EXTRACTED MATERIAL
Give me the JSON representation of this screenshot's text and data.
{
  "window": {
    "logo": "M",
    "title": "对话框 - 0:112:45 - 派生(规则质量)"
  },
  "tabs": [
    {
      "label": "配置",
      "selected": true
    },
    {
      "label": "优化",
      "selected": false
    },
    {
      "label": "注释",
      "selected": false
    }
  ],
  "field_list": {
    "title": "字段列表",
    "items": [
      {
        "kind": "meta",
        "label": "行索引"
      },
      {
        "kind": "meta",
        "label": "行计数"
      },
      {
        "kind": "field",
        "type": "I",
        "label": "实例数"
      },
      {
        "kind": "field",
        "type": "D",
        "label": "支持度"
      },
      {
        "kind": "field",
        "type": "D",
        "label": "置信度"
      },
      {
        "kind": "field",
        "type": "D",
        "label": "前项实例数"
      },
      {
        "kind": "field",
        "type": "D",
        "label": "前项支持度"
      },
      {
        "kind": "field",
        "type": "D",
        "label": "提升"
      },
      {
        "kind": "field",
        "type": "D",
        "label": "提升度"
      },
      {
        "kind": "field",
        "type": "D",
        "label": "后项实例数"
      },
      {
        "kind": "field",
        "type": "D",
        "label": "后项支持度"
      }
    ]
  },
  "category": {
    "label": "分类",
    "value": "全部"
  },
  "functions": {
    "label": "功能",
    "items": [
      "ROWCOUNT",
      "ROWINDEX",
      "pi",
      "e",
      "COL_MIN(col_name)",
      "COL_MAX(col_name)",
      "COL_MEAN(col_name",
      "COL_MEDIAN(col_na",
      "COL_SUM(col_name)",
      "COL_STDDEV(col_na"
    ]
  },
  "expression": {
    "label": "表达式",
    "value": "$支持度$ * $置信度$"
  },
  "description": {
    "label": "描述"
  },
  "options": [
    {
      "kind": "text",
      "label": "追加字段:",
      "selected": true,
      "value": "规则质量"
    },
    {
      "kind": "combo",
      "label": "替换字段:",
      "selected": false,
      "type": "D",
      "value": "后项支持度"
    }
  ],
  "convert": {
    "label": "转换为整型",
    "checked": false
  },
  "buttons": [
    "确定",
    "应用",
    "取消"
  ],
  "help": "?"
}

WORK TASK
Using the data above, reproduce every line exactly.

ANSWER SECTION
Give me the JSON representation of this screenshot's text and data.
{
  "window": {
    "logo": "M",
    "title": "对话框 - 0:112:45 - 派生(规则质量)"
  },
  "tabs": [
    {
      "label": "配置",
      "selected": true
    },
    {
      "label": "优化",
      "selected": false
    },
    {
      "label": "注释",
      "selected": false
    }
  ],
  "field_list": {
    "title": "字段列表",
    "items": [
      {
        "kind": "meta",
        "label": "行索引"
      },
      {
        "kind": "meta",
        "label": "行计数"
      },
      {
        "kind": "field",
        "type": "I",
        "label": "实例数"
      },
      {
        "kind": "field",
        "type": "D",
        "label": "支持度"
      },
      {
        "kind": "field",
        "type": "D",
        "label": "置信度"
      },
      {
        "kind": "field",
        "type": "D",
        "label": "前项实例数"
      },
      {
        "kind": "field",
        "type": "D",
        "label": "前项支持度"
      },
      {
        "kind": "field",
        "type": "D",
        "label": "提升"
      },
      {
        "kind": "field",
        "type": "D",
        "label": "提升度"
      },
      {
        "kind": "field",
        "type": "D",
        "label": "后项实例数"
      },
      {
        "kind": "field",
        "type": "D",
        "label": "后项支持度"
      }
    ]
  },
  "category": {
    "label": "分类",
    "value": "全部"
  },
  "functions": {
    "label": "功能",
    "items": [
      "ROWCOUNT",
      "ROWINDEX",
      "pi",
      "e",
      "COL_MIN(col_name)",
      "COL_MAX(col_name)",
      "COL_MEAN(col_name",
      "COL_MEDIAN(col_na",
      "COL_SUM(col_name)",
      "COL_STDDEV(col_na"
    ]
  },
  "expression": {
    "label": "表达式",
    "value": "$支持度$ * $置信度$"
  },
  "description": {
    "label": "描述"
  },
  "options": [
    {
      "kind": "text",
      "label": "追加字段:",
      "selected": true,
      "value": "规则质量"
    },
    {
      "kind": "combo",
      "label": "替换字段:",
      "selected": false,
      "type": "D",
      "value": "后项支持度"
    }
  ],
  "convert": {
    "label": "转换为整型",
    "checked": false
  },
  "buttons": [
    "确定",
    "应用",
    "取消"
  ],
  "help": "?"
}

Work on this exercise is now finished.